Accompanying the paper is the online repository hosted at Monash's Bridges (formerly figshare) service. Here you can download the ASCCI files with the complete contents of the catalog, and (in future) will also provide links to software used to access and analyse the data.

Another way to access the data is via the web interface at burst.sci.monash.edu, which allows basic searching and plotting facility, and you can download subsets of the data for offline analysis too.

Read the paper (arXiv:2003.00685)

Labels: 2020, /thermonuclear bursts

Fri Apr 17, 2020

Multi-epoch model-observation burst comparisons for GS 1826—238
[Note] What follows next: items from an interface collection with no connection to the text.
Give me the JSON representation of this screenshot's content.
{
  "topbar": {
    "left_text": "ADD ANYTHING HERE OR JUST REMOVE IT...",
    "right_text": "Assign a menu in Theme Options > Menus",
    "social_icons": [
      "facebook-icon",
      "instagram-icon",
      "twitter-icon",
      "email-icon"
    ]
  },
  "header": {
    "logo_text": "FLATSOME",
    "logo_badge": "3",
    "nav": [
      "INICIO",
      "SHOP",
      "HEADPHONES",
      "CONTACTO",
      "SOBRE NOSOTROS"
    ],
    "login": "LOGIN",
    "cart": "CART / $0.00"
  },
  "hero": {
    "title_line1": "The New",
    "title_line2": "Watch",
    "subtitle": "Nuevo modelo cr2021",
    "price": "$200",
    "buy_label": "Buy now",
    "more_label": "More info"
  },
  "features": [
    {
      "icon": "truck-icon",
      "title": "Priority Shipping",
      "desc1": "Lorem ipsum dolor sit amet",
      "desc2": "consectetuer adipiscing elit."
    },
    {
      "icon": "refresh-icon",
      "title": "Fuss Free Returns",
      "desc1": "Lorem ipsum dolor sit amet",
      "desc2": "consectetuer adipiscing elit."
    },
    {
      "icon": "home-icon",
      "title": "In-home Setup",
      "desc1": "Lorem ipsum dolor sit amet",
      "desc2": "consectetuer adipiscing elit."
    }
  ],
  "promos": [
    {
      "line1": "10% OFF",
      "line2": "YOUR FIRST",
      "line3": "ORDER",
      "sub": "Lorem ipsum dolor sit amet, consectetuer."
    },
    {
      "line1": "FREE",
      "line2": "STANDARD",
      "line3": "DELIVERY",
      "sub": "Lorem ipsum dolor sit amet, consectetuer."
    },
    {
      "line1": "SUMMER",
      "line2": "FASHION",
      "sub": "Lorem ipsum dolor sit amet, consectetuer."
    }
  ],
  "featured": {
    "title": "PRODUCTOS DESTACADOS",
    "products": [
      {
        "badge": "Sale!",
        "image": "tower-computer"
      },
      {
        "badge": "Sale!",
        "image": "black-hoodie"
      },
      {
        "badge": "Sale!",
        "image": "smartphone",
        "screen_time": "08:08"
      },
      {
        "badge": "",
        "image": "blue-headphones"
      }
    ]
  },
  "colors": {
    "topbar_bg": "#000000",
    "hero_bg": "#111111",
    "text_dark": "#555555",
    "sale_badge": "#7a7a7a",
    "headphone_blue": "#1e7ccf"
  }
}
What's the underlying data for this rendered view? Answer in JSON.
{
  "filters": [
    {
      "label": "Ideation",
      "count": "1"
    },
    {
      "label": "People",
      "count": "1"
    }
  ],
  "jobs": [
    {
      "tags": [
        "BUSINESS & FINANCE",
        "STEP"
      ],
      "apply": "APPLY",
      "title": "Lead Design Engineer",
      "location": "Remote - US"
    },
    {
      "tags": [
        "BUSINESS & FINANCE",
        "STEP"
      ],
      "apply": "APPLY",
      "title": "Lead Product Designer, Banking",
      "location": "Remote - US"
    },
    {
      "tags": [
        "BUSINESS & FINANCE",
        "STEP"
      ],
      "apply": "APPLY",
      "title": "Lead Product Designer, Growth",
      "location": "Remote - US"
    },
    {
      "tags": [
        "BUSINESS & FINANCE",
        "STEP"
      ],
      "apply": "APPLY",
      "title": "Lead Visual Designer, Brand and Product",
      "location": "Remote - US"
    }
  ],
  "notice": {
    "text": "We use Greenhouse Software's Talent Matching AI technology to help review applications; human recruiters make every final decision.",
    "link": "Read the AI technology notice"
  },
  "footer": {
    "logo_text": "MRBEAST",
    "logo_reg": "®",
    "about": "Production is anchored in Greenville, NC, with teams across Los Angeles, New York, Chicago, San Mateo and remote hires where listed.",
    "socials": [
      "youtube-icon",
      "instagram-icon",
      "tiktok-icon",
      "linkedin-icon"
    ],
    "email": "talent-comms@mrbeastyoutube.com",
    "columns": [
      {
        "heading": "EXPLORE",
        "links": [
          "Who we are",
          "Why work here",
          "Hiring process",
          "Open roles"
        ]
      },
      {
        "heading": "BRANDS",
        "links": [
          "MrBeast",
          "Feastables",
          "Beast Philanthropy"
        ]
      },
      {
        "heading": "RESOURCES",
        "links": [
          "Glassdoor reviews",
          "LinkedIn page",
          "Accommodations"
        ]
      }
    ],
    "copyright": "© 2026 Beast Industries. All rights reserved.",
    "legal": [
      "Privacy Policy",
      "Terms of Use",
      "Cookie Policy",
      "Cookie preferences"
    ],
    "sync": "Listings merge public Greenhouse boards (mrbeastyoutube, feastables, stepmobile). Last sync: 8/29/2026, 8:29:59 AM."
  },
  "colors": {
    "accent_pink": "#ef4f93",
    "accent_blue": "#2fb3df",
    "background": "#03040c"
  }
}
The "Clocked burster", GS 1826—238 is one of the best studied burst sources, due to it's (mostly) consistent and regular bursts. However there's long been some uncertainty about the fuel composition, with some studies suggesting metal-rich fuel, and others metal-poor. (Here by "metals" we mean an even more restrictive set than usually meant by astronomers, of the CNO nuclei that contribute to steady H-burning prior to ignition).

Now Monash PhD graduate Zac Johnston has resolved this uncertainty, with the most comprehensive observation-model comparison to date. He assembled a grid of almost 4000 KEPLER runs and performed a comparison to the observational data, via a novel interpolation scheme which speeds up the calculations by many orders of magnitude. His results confirm the "metal rich" scenario, and also provide constraints on the source distance and system inclination. His paper was just accepted by MNRAS. If you want to do your own burst comparisons, you can also check out the simulation grid data.

Read the paper (arXiv:1909.07977)

Labels: 2020, /postgrads

Wed Mar 25, 2020

Monash suspends all on-campus activities

Due to the growing COVID-19 crisis, Monash University has suspended all on-campus activities. From this point we'll be working and teaching from home, until further notice.

Labels: 2020, /teaching